BEGIN STUDY MATERIAL
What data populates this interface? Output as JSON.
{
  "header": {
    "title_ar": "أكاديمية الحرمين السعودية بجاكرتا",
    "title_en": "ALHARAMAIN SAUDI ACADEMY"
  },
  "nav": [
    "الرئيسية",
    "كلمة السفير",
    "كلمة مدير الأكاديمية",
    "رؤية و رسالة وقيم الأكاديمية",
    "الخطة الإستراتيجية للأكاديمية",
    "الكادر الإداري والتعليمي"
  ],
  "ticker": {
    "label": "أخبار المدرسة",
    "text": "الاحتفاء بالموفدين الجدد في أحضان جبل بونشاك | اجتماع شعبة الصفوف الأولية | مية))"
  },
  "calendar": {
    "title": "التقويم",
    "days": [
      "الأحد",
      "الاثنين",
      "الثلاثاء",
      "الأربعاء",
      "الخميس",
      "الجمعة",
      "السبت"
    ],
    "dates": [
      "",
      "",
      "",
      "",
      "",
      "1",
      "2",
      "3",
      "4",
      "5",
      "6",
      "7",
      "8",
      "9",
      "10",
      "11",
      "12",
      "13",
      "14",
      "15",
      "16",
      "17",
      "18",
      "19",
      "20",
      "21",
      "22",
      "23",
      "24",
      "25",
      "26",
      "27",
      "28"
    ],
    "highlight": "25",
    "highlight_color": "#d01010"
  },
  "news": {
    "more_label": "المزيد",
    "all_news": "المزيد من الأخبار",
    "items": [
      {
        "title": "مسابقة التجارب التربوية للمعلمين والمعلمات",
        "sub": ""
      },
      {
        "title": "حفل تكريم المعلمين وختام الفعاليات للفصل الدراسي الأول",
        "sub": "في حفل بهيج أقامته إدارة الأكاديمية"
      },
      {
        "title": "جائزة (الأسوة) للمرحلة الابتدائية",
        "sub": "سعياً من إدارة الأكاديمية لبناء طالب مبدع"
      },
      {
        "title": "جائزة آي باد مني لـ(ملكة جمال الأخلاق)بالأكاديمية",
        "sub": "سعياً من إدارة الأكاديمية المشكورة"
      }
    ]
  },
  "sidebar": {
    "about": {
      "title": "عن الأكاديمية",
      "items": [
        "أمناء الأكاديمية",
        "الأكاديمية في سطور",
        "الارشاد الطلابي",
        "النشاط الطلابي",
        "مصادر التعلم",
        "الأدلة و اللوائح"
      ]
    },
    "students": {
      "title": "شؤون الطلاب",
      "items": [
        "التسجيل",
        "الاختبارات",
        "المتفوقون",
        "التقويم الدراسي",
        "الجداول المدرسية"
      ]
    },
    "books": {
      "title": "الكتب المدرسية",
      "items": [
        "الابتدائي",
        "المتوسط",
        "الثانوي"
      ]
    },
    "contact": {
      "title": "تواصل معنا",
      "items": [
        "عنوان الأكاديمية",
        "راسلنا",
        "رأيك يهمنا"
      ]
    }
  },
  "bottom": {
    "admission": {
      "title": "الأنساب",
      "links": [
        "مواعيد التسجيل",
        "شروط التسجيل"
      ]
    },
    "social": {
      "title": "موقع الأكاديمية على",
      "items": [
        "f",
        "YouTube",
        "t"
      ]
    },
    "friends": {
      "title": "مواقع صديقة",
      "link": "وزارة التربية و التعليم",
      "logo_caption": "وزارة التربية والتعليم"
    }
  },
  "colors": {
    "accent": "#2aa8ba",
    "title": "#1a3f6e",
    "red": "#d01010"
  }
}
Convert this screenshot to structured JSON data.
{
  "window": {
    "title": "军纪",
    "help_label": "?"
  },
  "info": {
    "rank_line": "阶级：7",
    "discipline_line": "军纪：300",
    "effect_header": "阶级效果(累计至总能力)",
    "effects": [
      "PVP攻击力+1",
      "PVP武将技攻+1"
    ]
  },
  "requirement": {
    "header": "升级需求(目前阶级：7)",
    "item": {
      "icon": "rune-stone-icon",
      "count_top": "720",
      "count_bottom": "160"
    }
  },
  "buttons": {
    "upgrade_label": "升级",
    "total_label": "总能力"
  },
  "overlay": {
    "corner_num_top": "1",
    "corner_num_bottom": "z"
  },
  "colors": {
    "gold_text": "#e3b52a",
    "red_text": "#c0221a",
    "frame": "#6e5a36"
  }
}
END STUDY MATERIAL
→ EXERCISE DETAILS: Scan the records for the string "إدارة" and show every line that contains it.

→ OUTPUT OF THE TASK:
        "sub": "في حفل بهيج أقامته إدارة الأكاديمية"
        "sub": "سعياً من إدارة الأكاديمية لبناء طالب مبدع"
        "sub": "سعياً من إدارة الأكاديمية المشكورة"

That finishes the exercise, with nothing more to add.